Aim of the exercise: Set each record down exactly, excluding all images.

Records for the task:
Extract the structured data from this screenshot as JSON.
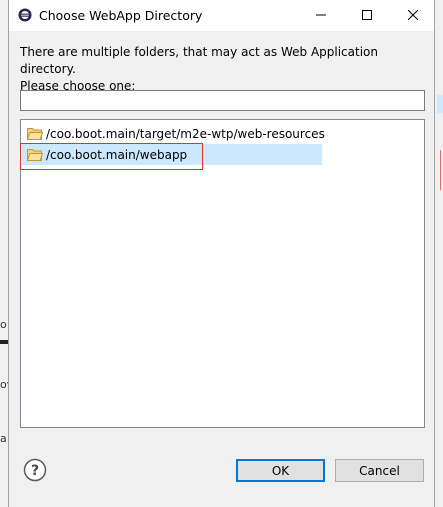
{
  "dialog": {
    "title": "Choose WebApp Directory",
    "message_line1": "There are multiple folders, that may act as Web Application directory.",
    "message_line2": "Please choose one:",
    "filter": {
      "value": "",
      "placeholder": ""
    },
    "folders": [
      {
        "label": "/coo.boot.main/target/m2e-wtp/web-resources",
        "selected": false
      },
      {
        "label": "/coo.boot.main/webapp",
        "selected": true
      }
    ],
    "buttons": {
      "ok": "OK",
      "cancel": "Cancel"
    },
    "help_icon": "question-circle-icon"
  },
  "background": {
    "left_frag_1": "o",
    "left_frag_2": "ov",
    "left_frag_3": "a"
  },
  "colors": {
    "selection": "#cce8ff",
    "highlight_box": "#e03030",
    "default_button_border": "#0078d7",
    "folder_icon": "#e8b74a"
  }
}
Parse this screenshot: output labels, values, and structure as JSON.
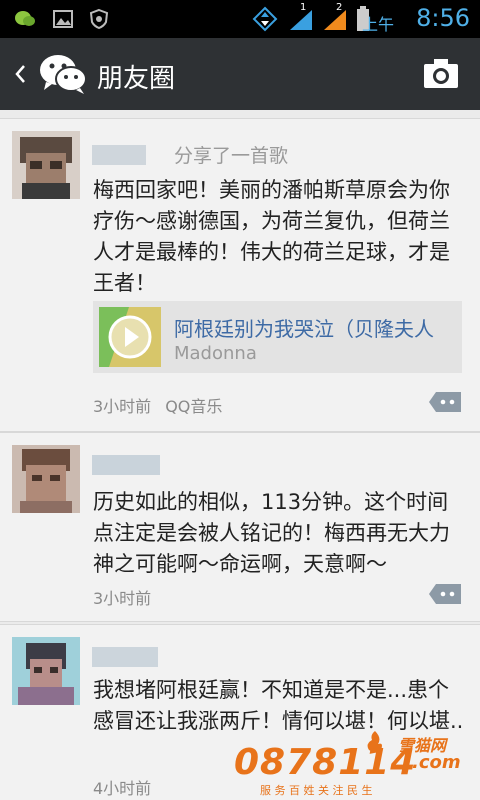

Exercise response:
Extract the structured data from this screenshot as JSON.
{
  "dialog": {
    "title": "Choose WebApp Directory",
    "message_line1": "There are multiple folders, that may act as Web Application directory.",
    "message_line2": "Please choose one:",
    "filter": {
      "value": "",
      "placeholder": ""
    },
    "folders": [
      {
        "label": "/coo.boot.main/target/m2e-wtp/web-resources",
        "selected": false
      },
      {
        "label": "/coo.boot.main/webapp",
        "selected": true
      }
    ],
    "buttons": {
      "ok": "OK",
      "cancel": "Cancel"
    },
    "help_icon": "question-circle-icon"
  },
  "background": {
    "left_frag_1": "o",
    "left_frag_2": "ov",
    "left_frag_3": "a"
  },
  "colors": {
    "selection": "#cce8ff",
    "highlight_box": "#e03030",
    "default_button_border": "#0078d7",
    "folder_icon": "#e8b74a"
  }
}
Parse this screenshot: output labels, values, and structure as JSON.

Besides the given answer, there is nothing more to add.